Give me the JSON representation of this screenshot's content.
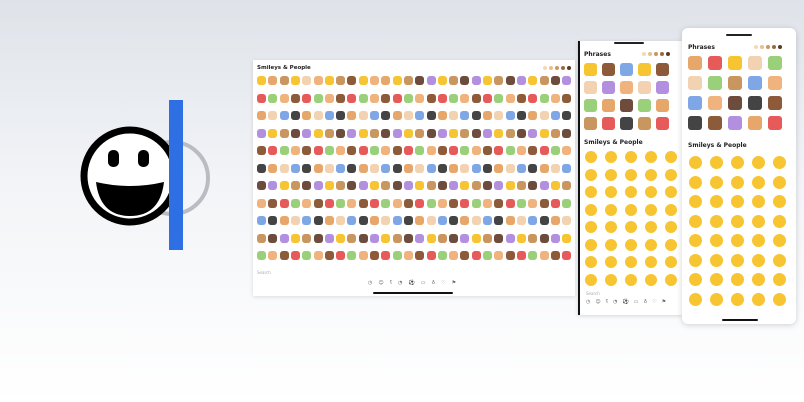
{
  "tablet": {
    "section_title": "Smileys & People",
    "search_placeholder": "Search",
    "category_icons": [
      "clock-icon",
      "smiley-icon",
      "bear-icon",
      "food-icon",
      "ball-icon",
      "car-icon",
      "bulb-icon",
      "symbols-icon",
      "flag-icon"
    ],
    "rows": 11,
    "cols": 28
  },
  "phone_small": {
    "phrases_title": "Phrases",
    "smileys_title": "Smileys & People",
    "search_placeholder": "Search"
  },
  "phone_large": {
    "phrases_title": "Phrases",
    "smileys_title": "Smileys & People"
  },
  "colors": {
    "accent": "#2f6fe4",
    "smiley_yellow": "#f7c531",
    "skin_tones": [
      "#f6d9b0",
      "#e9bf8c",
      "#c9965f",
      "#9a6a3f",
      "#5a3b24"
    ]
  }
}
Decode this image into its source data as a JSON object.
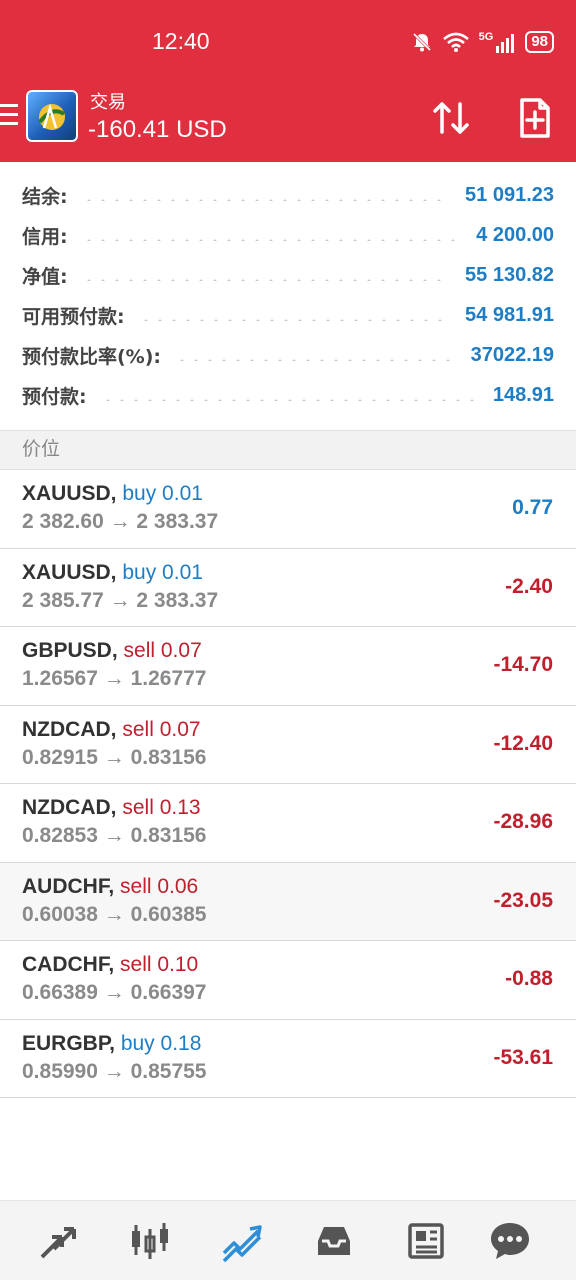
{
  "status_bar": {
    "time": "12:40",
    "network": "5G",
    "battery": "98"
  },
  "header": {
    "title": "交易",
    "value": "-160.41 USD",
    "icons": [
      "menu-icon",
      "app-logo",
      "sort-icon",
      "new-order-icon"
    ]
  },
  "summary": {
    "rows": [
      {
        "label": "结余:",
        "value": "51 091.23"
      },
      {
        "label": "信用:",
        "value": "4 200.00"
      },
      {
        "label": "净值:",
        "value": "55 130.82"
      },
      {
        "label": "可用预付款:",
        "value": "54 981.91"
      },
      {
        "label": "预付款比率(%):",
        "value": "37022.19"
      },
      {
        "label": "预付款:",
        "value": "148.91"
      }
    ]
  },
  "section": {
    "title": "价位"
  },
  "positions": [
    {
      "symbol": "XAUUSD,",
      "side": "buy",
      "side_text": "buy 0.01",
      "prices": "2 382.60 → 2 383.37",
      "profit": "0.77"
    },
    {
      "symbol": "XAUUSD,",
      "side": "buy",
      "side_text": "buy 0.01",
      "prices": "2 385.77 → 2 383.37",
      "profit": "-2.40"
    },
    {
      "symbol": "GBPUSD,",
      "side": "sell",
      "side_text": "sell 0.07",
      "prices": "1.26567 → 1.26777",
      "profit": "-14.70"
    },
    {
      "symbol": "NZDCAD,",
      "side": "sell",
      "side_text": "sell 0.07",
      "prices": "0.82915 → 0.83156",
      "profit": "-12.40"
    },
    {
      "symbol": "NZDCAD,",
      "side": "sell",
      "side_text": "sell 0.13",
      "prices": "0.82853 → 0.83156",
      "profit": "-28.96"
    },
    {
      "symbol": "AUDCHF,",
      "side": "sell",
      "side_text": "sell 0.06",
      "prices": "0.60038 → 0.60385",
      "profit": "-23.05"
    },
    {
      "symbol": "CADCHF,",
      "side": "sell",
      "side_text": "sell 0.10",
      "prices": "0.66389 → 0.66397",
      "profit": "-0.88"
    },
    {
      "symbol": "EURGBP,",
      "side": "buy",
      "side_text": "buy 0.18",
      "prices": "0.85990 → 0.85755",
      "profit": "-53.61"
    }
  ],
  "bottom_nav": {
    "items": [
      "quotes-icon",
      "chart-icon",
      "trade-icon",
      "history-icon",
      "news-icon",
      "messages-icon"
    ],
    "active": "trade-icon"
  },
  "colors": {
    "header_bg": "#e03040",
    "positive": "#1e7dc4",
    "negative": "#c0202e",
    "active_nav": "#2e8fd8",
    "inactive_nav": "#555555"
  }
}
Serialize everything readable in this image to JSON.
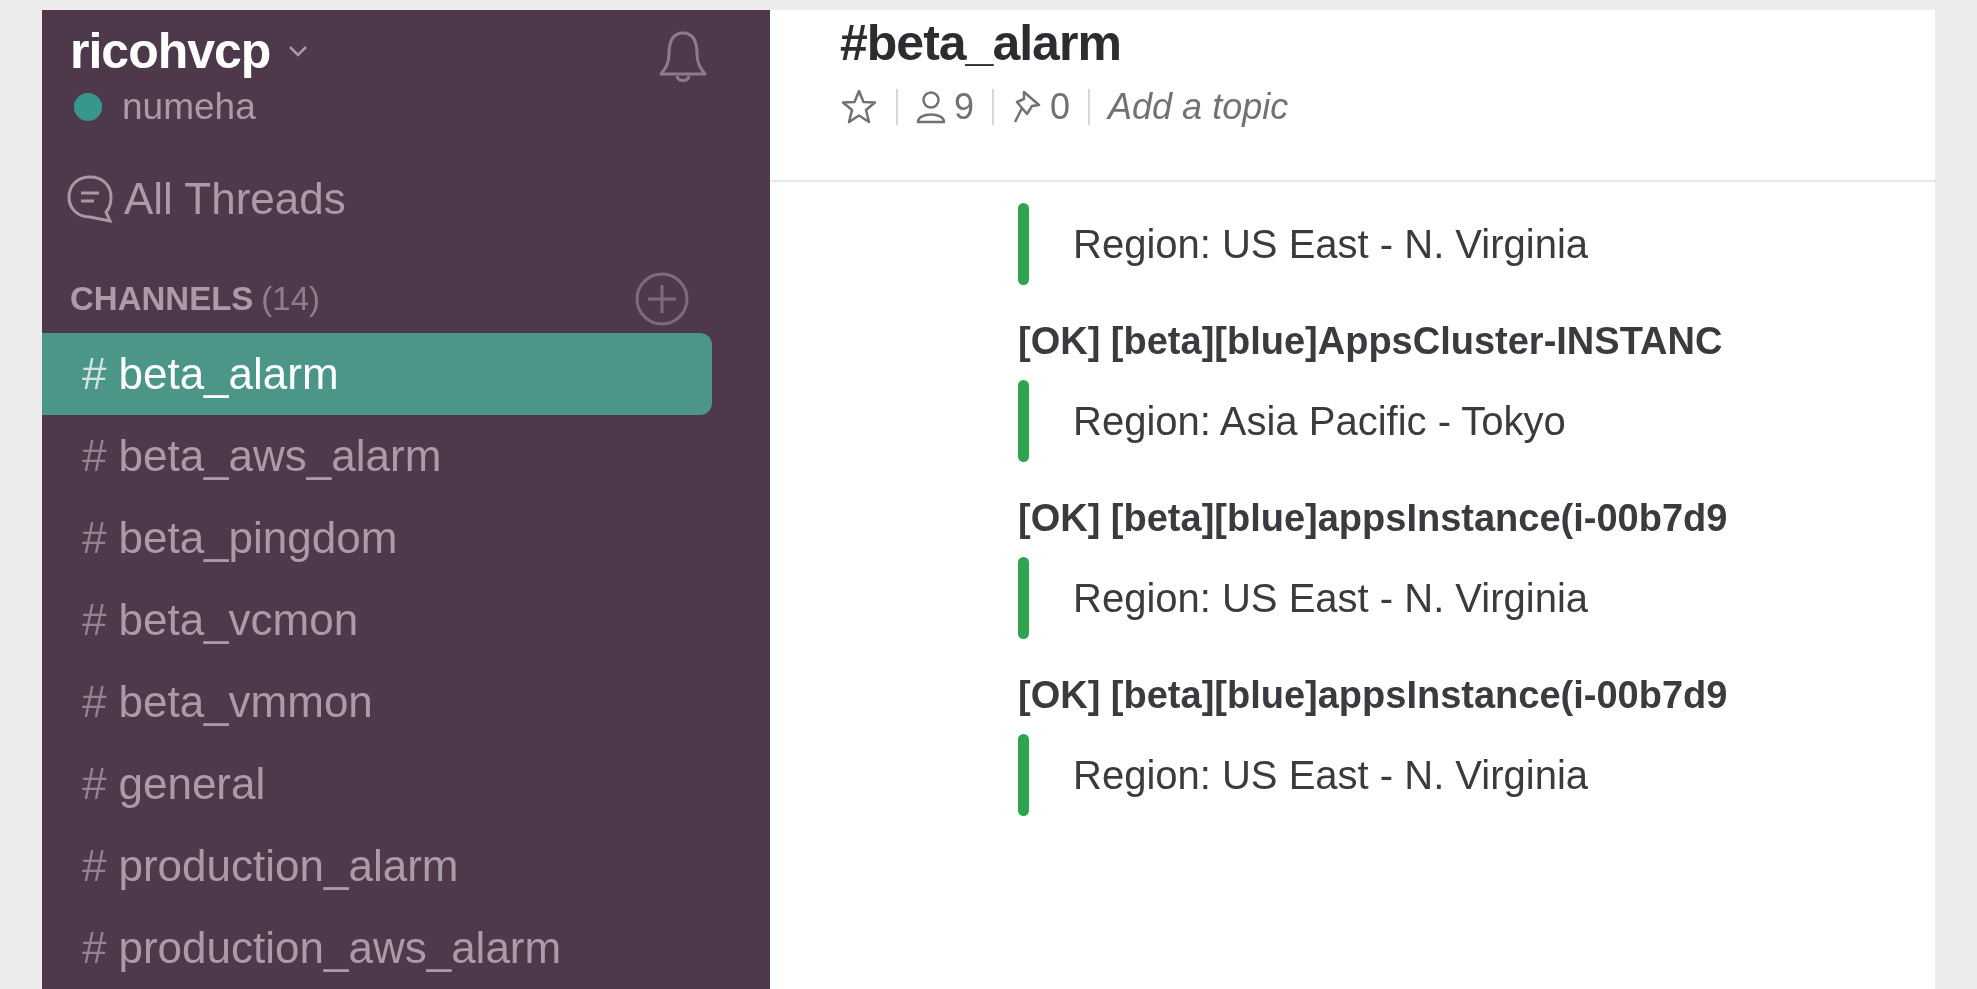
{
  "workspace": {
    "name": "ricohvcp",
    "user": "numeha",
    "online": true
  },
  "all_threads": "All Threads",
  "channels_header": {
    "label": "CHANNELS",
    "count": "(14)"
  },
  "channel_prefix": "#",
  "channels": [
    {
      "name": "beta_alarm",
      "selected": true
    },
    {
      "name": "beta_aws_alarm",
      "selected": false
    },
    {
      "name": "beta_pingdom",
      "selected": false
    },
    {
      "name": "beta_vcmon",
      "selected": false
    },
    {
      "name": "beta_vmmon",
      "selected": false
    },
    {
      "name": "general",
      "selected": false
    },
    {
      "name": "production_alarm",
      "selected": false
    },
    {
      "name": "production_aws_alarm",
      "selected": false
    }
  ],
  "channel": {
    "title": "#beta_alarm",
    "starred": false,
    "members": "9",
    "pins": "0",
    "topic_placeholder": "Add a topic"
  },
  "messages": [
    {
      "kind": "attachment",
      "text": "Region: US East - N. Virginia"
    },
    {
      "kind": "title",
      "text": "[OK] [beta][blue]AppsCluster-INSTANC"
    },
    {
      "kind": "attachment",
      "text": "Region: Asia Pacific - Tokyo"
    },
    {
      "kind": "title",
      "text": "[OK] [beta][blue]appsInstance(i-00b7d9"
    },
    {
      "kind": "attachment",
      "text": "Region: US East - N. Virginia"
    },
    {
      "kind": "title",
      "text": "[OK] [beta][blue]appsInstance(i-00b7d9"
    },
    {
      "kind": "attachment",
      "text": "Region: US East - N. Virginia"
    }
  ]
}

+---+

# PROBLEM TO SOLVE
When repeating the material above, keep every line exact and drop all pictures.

# SOLUTION
Give me the JSON representation of this screenshot's content.
{
  "tablet": {
    "section_title": "Smileys & People",
    "search_placeholder": "Search",
    "category_icons": [
      "clock-icon",
      "smiley-icon",
      "bear-icon",
      "food-icon",
      "ball-icon",
      "car-icon",
      "bulb-icon",
      "symbols-icon",
      "flag-icon"
    ],
    "rows": 11,
    "cols": 28
  },
  "phone_small": {
    "phrases_title": "Phrases",
    "smileys_title": "Smileys & People",
    "search_placeholder": "Search"
  },
  "phone_large": {
    "phrases_title": "Phrases",
    "smileys_title": "Smileys & People"
  },
  "colors": {
    "accent": "#2f6fe4",
    "smiley_yellow": "#f7c531",
    "skin_tones": [
      "#f6d9b0",
      "#e9bf8c",
      "#c9965f",
      "#9a6a3f",
      "#5a3b24"
    ]
  }
}
Decode this image into its source data as a JSON object.
{
  "status_bar": {
    "time": "12:40",
    "network": "5G",
    "battery": "98"
  },
  "header": {
    "title": "交易",
    "value": "-160.41 USD",
    "icons": [
      "menu-icon",
      "app-logo",
      "sort-icon",
      "new-order-icon"
    ]
  },
  "summary": {
    "rows": [
      {
        "label": "结余:",
        "value": "51 091.23"
      },
      {
        "label": "信用:",
        "value": "4 200.00"
      },
      {
        "label": "净值:",
        "value": "55 130.82"
      },
      {
        "label": "可用预付款:",
        "value": "54 981.91"
      },
      {
        "label": "预付款比率(%):",
        "value": "37022.19"
      },
      {
        "label": "预付款:",
        "value": "148.91"
      }
    ]
  },
  "section": {
    "title": "价位"
  },
  "positions": [
    {
      "symbol": "XAUUSD,",
      "side": "buy",
      "side_text": "buy 0.01",
      "prices": "2 382.60 → 2 383.37",
      "profit": "0.77"
    },
    {
      "symbol": "XAUUSD,",
      "side": "buy",
      "side_text": "buy 0.01",
      "prices": "2 385.77 → 2 383.37",
      "profit": "-2.40"
    },
    {
      "symbol": "GBPUSD,",
      "side": "sell",
      "side_text": "sell 0.07",
      "prices": "1.26567 → 1.26777",
      "profit": "-14.70"
    },
    {
      "symbol": "NZDCAD,",
      "side": "sell",
      "side_text": "sell 0.07",
      "prices": "0.82915 → 0.83156",
      "profit": "-12.40"
    },
    {
      "symbol": "NZDCAD,",
      "side": "sell",
      "side_text": "sell 0.13",
      "prices": "0.82853 → 0.83156",
      "profit": "-28.96"
    },
    {
      "symbol": "AUDCHF,",
      "side": "sell",
      "side_text": "sell 0.06",
      "prices": "0.60038 → 0.60385",
      "profit": "-23.05"
    },
    {
      "symbol": "CADCHF,",
      "side": "sell",
      "side_text": "sell 0.10",
      "prices": "0.66389 → 0.66397",
      "profit": "-0.88"
    },
    {
      "symbol": "EURGBP,",
      "side": "buy",
      "side_text": "buy 0.18",
      "prices": "0.85990 → 0.85755",
      "profit": "-53.61"
    }
  ],
  "bottom_nav": {
    "items": [
      "quotes-icon",
      "chart-icon",
      "trade-icon",
      "history-icon",
      "news-icon",
      "messages-icon"
    ],
    "active": "trade-icon"
  },
  "colors": {
    "header_bg": "#e03040",
    "positive": "#1e7dc4",
    "negative": "#c0202e",
    "active_nav": "#2e8fd8",
    "inactive_nav": "#555555"
  }
}
Serialize everything readable in this image to JSON.
{
  "workspace": {
    "name": "ricohvcp",
    "user": "numeha",
    "online": true
  },
  "all_threads": "All Threads",
  "channels_header": {
    "label": "CHANNELS",
    "count": "(14)"
  },
  "channel_prefix": "#",
  "channels": [
    {
      "name": "beta_alarm",
      "selected": true
    },
    {
      "name": "beta_aws_alarm",
      "selected": false
    },
    {
      "name": "beta_pingdom",
      "selected": false
    },
    {
      "name": "beta_vcmon",
      "selected": false
    },
    {
      "name": "beta_vmmon",
      "selected": false
    },
    {
      "name": "general",
      "selected": false
    },
    {
      "name": "production_alarm",
      "selected": false
    },
    {
      "name": "production_aws_alarm",
      "selected": false
    }
  ],
  "channel": {
    "title": "#beta_alarm",
    "starred": false,
    "members": "9",
    "pins": "0",
    "topic_placeholder": "Add a topic"
  },
  "messages": [
    {
      "kind": "attachment",
      "text": "Region: US East - N. Virginia"
    },
    {
      "kind": "title",
      "text": "[OK] [beta][blue]AppsCluster-INSTANC"
    },
    {
      "kind": "attachment",
      "text": "Region: Asia Pacific - Tokyo"
    },
    {
      "kind": "title",
      "text": "[OK] [beta][blue]appsInstance(i-00b7d9"
    },
    {
      "kind": "attachment",
      "text": "Region: US East - N. Virginia"
    },
    {
      "kind": "title",
      "text": "[OK] [beta][blue]appsInstance(i-00b7d9"
    },
    {
      "kind": "attachment",
      "text": "Region: US East - N. Virginia"
    }
  ]
}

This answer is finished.